Top of Supplied data

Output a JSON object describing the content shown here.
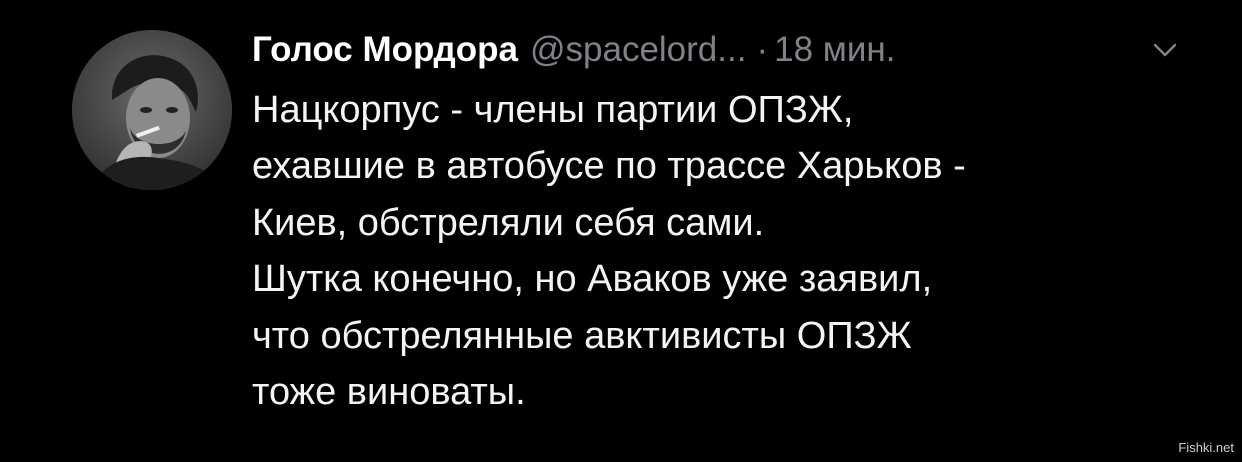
{
  "tweet": {
    "display_name": "Голос Мордора",
    "handle": "@spacelord...",
    "separator": "·",
    "time": "18 мин.",
    "menu_icon": "chevron-down-icon",
    "avatar_icon": "avatar-photo",
    "lines": [
      "Нацкорпус - члены партии ОПЗЖ,",
      "ехавшие в автобусе по трассе Харьков -",
      "Киев, обстреляли себя сами.",
      "Шутка конечно, но Аваков уже заявил,",
      "что обстрелянные авктивисты ОПЗЖ",
      "тоже виноваты."
    ]
  },
  "watermark": "Fishki.net",
  "colors": {
    "background": "#000000",
    "text": "#f4f4f4",
    "muted": "#7f8389"
  }
}
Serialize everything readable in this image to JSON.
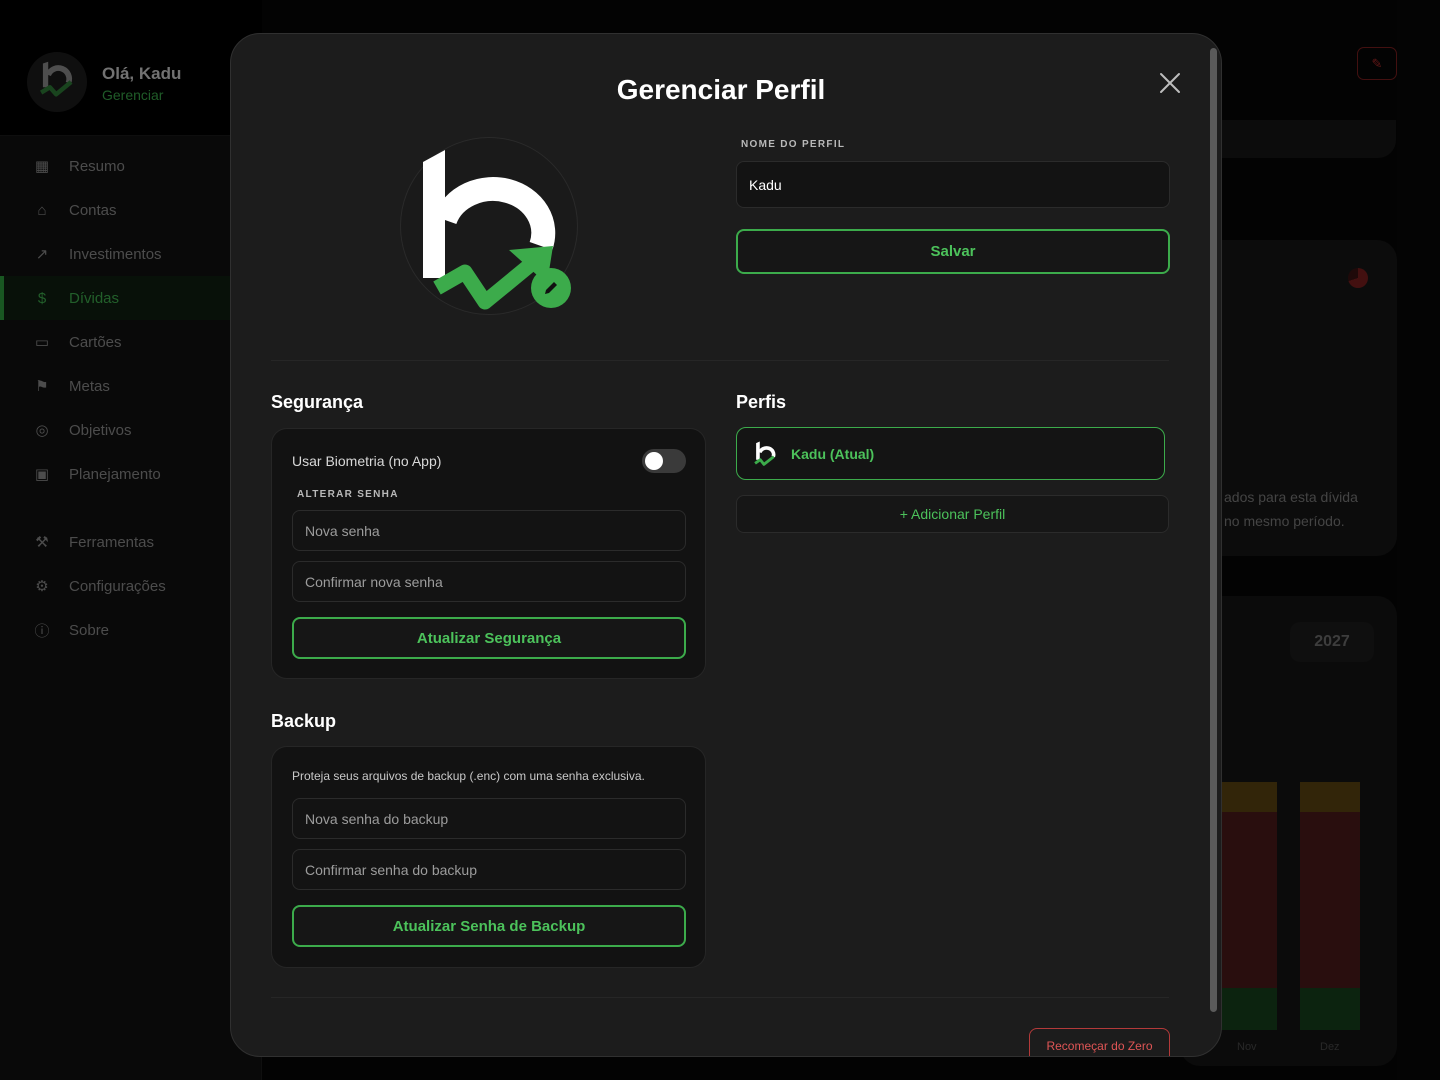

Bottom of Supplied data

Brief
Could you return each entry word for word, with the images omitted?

Response to the task
Output a JSON object describing the content shown here.
{
  "tweet": {
    "display_name": "Голос Мордора",
    "handle": "@spacelord...",
    "separator": "·",
    "time": "18 мин.",
    "menu_icon": "chevron-down-icon",
    "avatar_icon": "avatar-photo",
    "lines": [
      "Нацкорпус - члены партии ОПЗЖ,",
      "ехавшие в автобусе по трассе Харьков -",
      "Киев, обстреляли себя сами.",
      "Шутка конечно, но Аваков уже заявил,",
      "что обстрелянные авктивисты ОПЗЖ",
      "тоже виноваты."
    ]
  },
  "watermark": "Fishki.net",
  "colors": {
    "background": "#000000",
    "text": "#f4f4f4",
    "muted": "#7f8389"
  }
}
Serialize everything readable in this image to JSON.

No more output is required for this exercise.